(Data about app and page elements)
☆ ☆ ☆ ☆
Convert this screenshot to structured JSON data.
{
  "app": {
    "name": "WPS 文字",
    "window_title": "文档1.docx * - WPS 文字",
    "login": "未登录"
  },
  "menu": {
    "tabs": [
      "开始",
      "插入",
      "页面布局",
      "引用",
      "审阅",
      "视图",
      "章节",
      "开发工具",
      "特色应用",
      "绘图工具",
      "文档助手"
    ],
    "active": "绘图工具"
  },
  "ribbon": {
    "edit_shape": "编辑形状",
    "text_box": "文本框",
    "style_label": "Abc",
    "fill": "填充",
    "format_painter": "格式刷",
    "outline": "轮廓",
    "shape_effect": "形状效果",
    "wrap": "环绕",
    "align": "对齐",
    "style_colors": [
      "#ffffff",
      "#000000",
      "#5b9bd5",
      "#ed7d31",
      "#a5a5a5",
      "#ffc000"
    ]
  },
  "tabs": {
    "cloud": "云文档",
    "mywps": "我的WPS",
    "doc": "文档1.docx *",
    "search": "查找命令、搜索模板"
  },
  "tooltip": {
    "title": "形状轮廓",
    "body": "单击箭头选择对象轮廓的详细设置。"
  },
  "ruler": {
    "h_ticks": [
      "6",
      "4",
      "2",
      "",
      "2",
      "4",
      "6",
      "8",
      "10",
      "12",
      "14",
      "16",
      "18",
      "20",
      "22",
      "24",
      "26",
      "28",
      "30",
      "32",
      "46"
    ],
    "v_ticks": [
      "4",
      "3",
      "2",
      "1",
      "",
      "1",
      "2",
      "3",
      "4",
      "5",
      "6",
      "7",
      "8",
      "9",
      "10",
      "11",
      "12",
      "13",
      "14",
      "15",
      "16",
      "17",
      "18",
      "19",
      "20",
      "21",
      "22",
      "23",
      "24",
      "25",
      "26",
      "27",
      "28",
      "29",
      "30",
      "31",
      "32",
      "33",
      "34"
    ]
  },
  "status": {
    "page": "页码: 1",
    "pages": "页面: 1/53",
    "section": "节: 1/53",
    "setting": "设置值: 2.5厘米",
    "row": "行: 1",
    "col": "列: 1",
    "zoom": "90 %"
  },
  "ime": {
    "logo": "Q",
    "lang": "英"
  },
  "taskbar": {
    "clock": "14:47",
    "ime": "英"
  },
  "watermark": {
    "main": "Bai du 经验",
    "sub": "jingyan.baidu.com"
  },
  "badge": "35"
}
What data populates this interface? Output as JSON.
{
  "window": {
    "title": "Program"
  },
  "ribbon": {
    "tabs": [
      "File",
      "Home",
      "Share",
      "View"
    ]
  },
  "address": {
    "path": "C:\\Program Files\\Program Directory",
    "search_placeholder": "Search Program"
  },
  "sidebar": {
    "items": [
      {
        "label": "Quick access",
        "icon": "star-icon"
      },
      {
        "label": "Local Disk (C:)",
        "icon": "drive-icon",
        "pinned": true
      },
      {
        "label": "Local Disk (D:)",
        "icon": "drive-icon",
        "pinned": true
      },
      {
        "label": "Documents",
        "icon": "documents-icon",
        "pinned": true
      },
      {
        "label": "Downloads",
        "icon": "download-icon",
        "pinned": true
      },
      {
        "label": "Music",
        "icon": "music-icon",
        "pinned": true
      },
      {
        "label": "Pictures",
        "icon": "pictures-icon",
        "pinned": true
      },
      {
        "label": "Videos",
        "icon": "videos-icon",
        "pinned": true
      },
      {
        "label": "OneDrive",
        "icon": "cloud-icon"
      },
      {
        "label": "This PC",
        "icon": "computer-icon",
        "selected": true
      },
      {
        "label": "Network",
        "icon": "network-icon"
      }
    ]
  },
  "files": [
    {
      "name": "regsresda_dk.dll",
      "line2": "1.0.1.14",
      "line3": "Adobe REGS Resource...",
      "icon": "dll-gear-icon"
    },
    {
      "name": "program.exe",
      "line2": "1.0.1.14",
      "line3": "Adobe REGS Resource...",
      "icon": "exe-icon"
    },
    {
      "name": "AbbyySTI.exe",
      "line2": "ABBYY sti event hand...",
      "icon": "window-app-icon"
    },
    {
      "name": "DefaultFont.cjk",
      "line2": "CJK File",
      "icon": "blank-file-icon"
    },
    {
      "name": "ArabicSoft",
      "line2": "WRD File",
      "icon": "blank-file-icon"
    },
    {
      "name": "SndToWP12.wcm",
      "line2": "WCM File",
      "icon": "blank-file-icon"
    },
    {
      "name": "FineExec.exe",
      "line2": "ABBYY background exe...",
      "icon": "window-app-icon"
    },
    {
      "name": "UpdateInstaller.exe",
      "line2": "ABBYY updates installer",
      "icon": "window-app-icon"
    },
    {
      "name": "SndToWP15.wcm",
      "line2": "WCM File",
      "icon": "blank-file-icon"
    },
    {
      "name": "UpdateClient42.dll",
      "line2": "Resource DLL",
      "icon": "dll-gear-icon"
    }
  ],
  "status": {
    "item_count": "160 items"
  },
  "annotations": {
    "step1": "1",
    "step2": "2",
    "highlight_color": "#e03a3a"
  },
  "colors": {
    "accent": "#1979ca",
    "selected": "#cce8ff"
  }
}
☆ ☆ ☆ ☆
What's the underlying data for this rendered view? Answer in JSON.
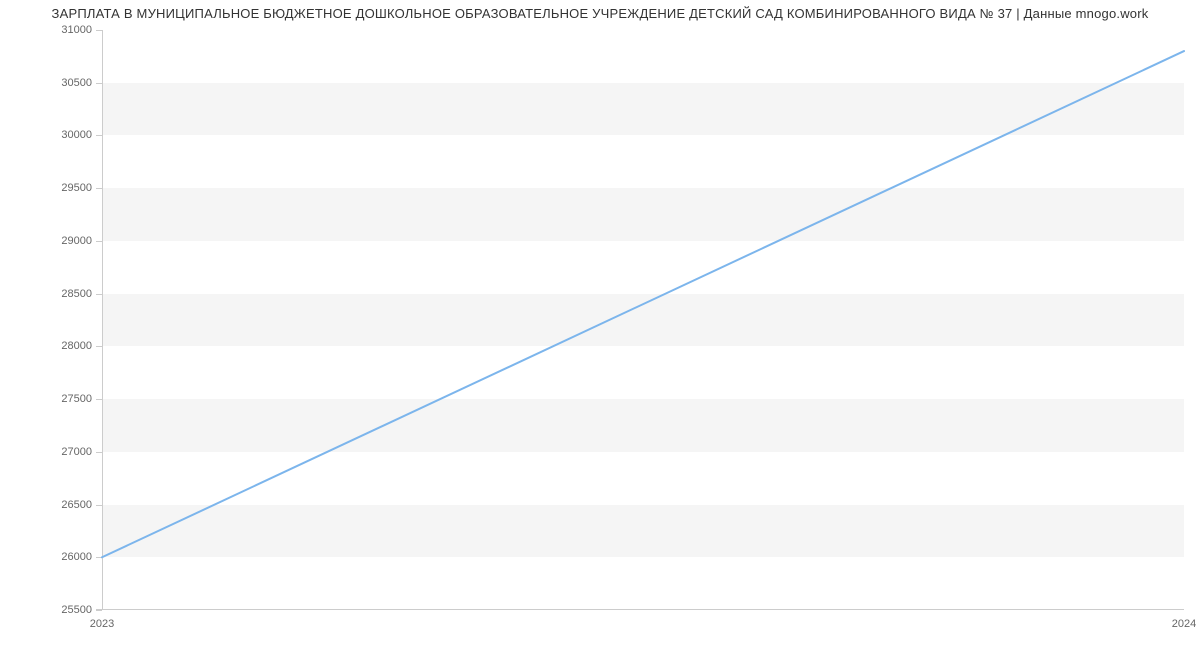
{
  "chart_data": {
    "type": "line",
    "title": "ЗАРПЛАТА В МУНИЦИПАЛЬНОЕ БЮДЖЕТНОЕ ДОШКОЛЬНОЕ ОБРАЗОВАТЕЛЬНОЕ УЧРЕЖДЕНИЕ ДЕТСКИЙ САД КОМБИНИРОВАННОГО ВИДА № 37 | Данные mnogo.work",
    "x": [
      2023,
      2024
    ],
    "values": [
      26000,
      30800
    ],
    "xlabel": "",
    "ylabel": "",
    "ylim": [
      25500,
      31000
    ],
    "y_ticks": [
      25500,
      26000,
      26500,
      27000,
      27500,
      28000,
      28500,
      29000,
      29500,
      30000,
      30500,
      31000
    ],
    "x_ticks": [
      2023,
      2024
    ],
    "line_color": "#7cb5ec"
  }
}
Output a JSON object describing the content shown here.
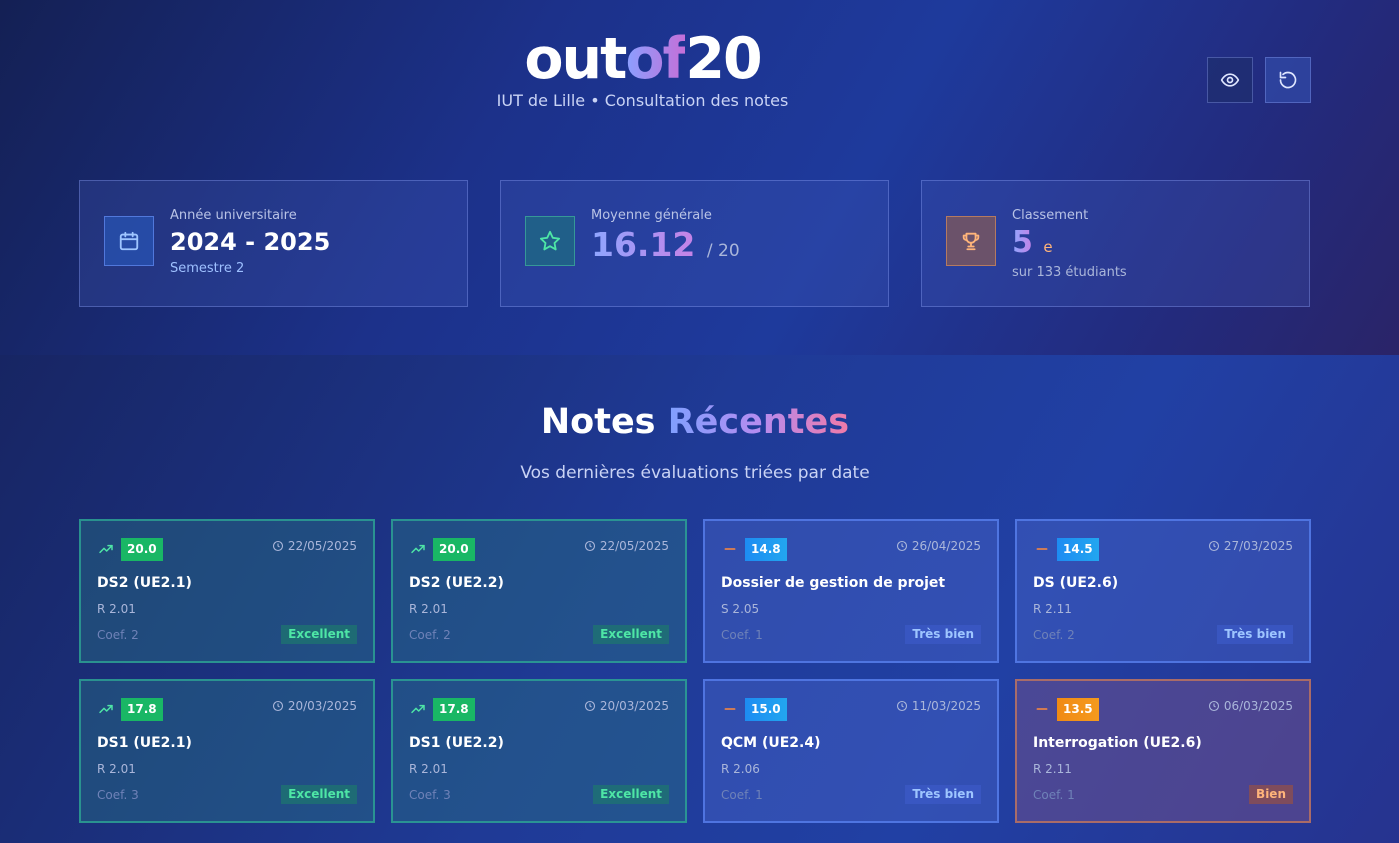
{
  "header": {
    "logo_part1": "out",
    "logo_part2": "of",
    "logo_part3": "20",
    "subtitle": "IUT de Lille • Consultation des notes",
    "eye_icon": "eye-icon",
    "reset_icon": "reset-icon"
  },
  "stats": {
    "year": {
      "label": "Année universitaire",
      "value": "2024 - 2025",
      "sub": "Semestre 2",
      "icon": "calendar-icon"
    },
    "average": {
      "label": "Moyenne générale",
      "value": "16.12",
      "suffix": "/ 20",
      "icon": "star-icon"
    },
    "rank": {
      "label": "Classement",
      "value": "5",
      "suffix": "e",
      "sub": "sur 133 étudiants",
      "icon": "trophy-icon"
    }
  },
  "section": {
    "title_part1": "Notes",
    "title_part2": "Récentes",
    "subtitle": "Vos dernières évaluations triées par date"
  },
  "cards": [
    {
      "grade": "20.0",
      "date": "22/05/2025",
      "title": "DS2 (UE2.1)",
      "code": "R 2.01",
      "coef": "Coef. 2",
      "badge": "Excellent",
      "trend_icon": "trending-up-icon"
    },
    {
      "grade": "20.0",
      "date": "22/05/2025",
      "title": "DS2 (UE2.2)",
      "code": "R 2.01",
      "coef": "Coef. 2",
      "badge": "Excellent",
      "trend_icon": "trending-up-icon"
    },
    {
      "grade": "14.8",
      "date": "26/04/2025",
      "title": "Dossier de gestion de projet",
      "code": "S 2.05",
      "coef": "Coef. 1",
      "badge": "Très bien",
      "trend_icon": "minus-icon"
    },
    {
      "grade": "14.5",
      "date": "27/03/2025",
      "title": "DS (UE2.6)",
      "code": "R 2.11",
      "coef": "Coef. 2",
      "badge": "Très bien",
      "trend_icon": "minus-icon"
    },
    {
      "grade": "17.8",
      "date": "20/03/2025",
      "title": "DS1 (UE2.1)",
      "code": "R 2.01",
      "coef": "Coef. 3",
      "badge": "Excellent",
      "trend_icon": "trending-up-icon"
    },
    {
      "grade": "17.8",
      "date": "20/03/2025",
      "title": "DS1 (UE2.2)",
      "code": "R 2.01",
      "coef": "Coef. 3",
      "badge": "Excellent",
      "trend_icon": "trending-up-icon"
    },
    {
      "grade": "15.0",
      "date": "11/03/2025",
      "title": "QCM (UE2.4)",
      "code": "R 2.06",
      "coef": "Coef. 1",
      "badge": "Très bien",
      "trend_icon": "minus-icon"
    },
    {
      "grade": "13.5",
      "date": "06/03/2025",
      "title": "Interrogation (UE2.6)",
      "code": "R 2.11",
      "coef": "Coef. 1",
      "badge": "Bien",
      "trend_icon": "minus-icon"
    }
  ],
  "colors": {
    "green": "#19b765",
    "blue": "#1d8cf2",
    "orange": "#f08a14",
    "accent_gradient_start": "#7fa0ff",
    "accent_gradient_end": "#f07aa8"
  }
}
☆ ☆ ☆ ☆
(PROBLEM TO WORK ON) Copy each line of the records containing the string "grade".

(RESULT FOR THIS EXERCISE)
      "grade": "20.0",
      "grade": "20.0",
      "grade": "14.8",
      "grade": "14.5",
      "grade": "17.8",
      "grade": "17.8",
      "grade": "15.0",
      "grade": "13.5",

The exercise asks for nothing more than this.